*EXERCISE DESCRIPTION*
Repeat the data exactly, leaving out any image.

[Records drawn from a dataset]
>>>

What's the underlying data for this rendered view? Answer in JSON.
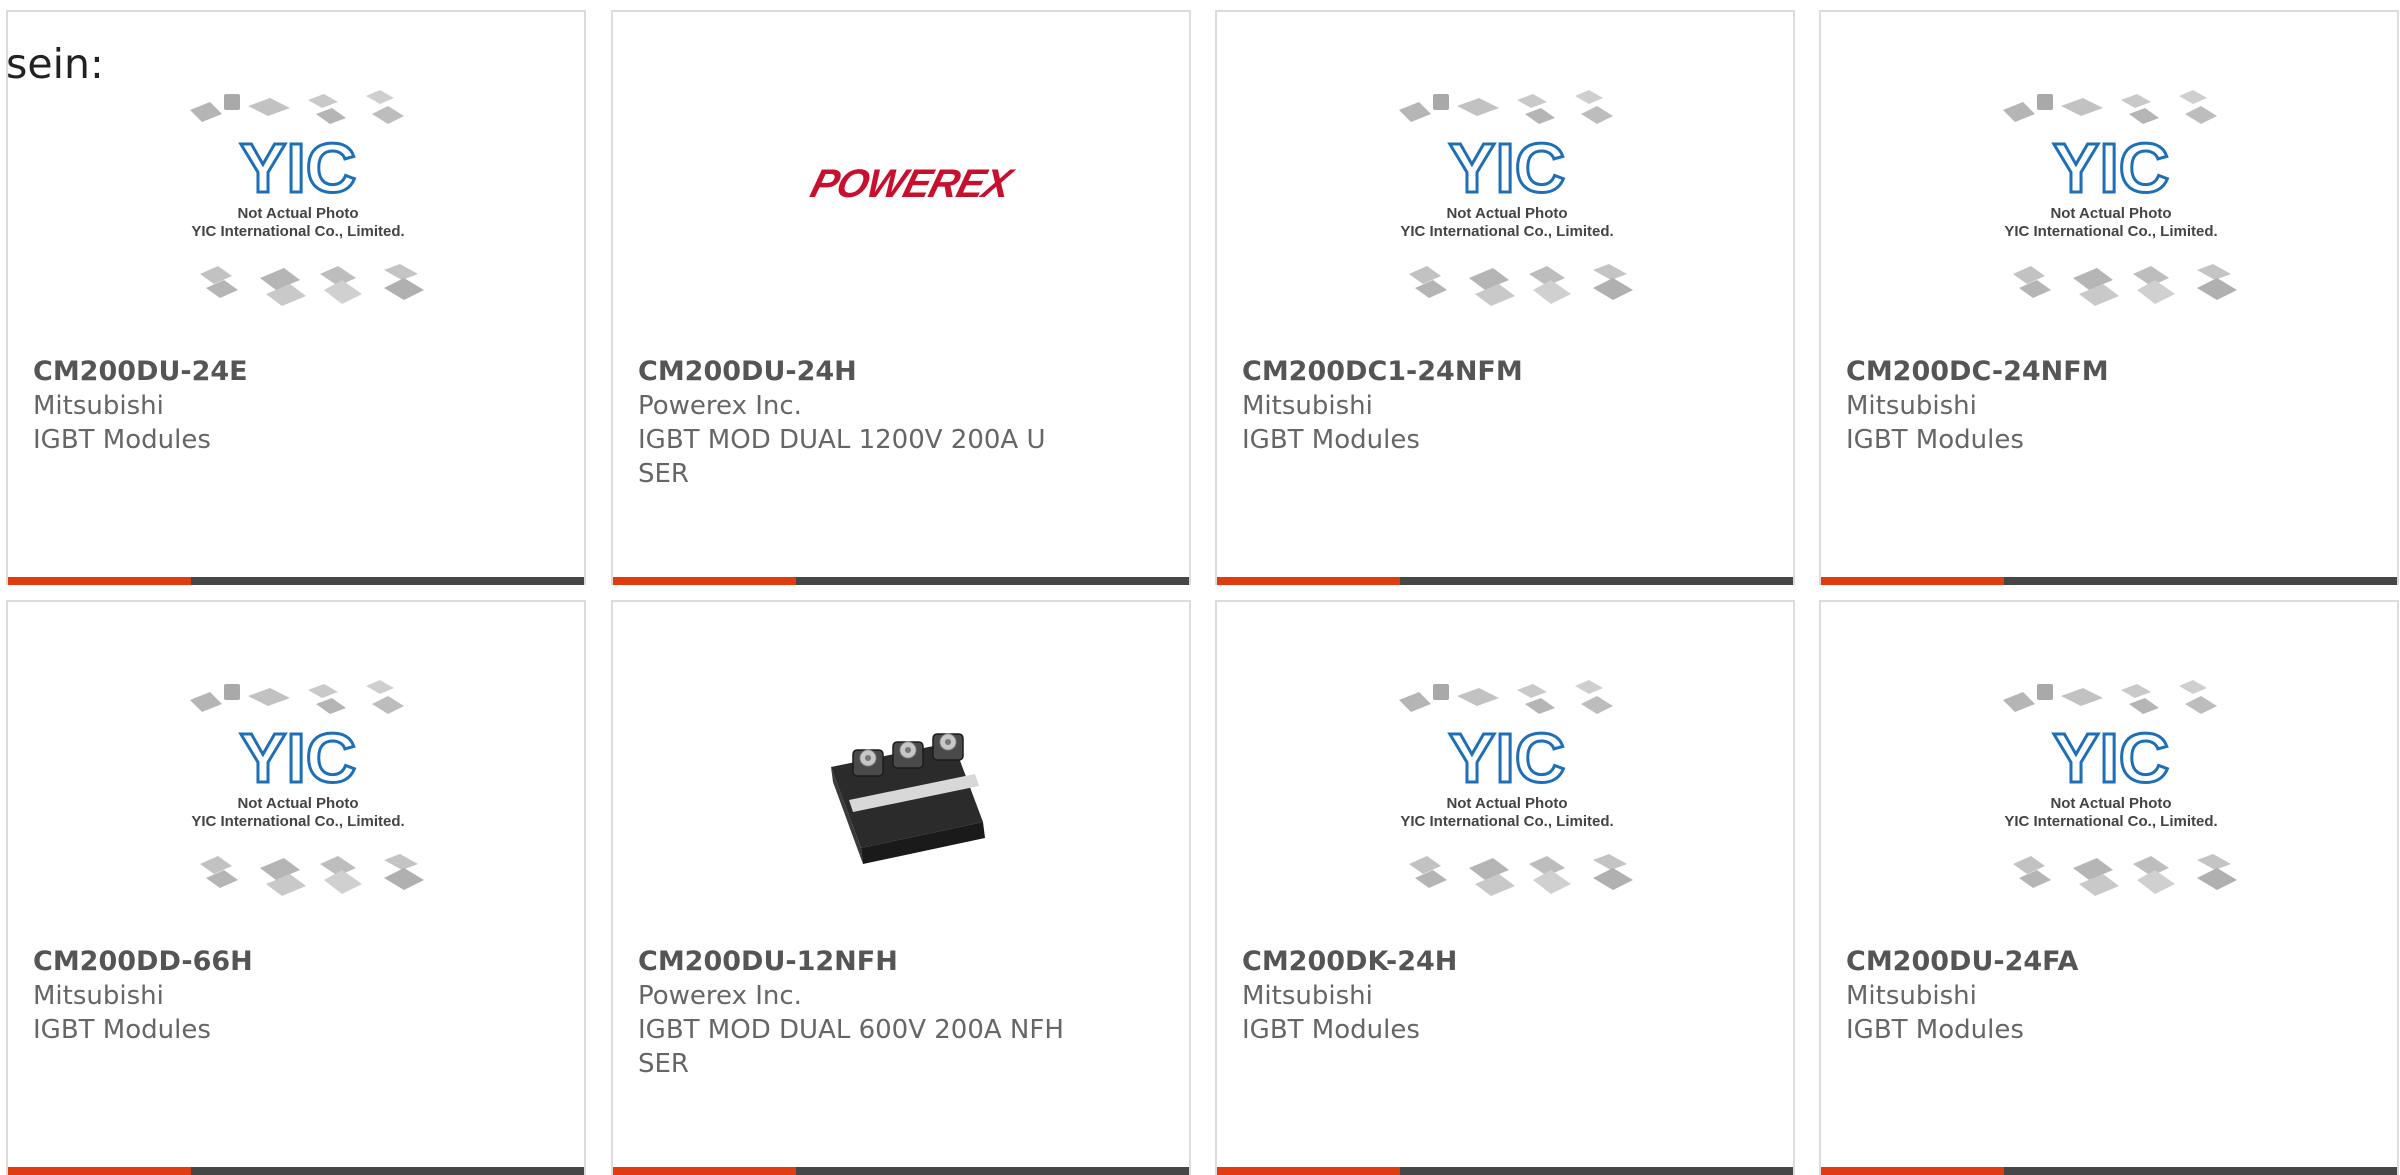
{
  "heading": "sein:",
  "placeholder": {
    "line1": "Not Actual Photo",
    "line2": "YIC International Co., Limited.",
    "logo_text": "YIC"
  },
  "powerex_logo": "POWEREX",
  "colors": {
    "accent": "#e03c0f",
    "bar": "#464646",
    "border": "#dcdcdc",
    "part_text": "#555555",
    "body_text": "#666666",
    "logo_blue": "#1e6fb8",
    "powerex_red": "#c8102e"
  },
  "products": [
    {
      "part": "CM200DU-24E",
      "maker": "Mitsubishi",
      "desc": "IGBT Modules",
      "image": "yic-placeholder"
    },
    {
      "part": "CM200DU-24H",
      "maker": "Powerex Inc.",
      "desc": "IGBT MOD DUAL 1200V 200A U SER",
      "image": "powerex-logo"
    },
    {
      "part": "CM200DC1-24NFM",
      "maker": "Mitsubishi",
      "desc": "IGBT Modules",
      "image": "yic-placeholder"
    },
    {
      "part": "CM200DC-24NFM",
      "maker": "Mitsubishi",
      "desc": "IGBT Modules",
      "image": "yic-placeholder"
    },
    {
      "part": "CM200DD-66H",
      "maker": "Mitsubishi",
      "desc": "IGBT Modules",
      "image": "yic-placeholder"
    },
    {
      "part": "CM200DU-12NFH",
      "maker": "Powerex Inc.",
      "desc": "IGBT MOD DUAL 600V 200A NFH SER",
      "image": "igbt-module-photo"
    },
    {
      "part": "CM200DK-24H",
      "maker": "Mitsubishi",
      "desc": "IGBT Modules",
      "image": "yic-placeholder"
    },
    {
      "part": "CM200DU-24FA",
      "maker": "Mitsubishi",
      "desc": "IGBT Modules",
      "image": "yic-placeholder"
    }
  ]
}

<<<

*TASK RESPONSE*
What's the underlying data for this rendered view? Answer in JSON.
{
  "heading": "sein:",
  "placeholder": {
    "line1": "Not Actual Photo",
    "line2": "YIC International Co., Limited.",
    "logo_text": "YIC"
  },
  "powerex_logo": "POWEREX",
  "colors": {
    "accent": "#e03c0f",
    "bar": "#464646",
    "border": "#dcdcdc",
    "part_text": "#555555",
    "body_text": "#666666",
    "logo_blue": "#1e6fb8",
    "powerex_red": "#c8102e"
  },
  "products": [
    {
      "part": "CM200DU-24E",
      "maker": "Mitsubishi",
      "desc": "IGBT Modules",
      "image": "yic-placeholder"
    },
    {
      "part": "CM200DU-24H",
      "maker": "Powerex Inc.",
      "desc": "IGBT MOD DUAL 1200V 200A U SER",
      "image": "powerex-logo"
    },
    {
      "part": "CM200DC1-24NFM",
      "maker": "Mitsubishi",
      "desc": "IGBT Modules",
      "image": "yic-placeholder"
    },
    {
      "part": "CM200DC-24NFM",
      "maker": "Mitsubishi",
      "desc": "IGBT Modules",
      "image": "yic-placeholder"
    },
    {
      "part": "CM200DD-66H",
      "maker": "Mitsubishi",
      "desc": "IGBT Modules",
      "image": "yic-placeholder"
    },
    {
      "part": "CM200DU-12NFH",
      "maker": "Powerex Inc.",
      "desc": "IGBT MOD DUAL 600V 200A NFH SER",
      "image": "igbt-module-photo"
    },
    {
      "part": "CM200DK-24H",
      "maker": "Mitsubishi",
      "desc": "IGBT Modules",
      "image": "yic-placeholder"
    },
    {
      "part": "CM200DU-24FA",
      "maker": "Mitsubishi",
      "desc": "IGBT Modules",
      "image": "yic-placeholder"
    }
  ]
}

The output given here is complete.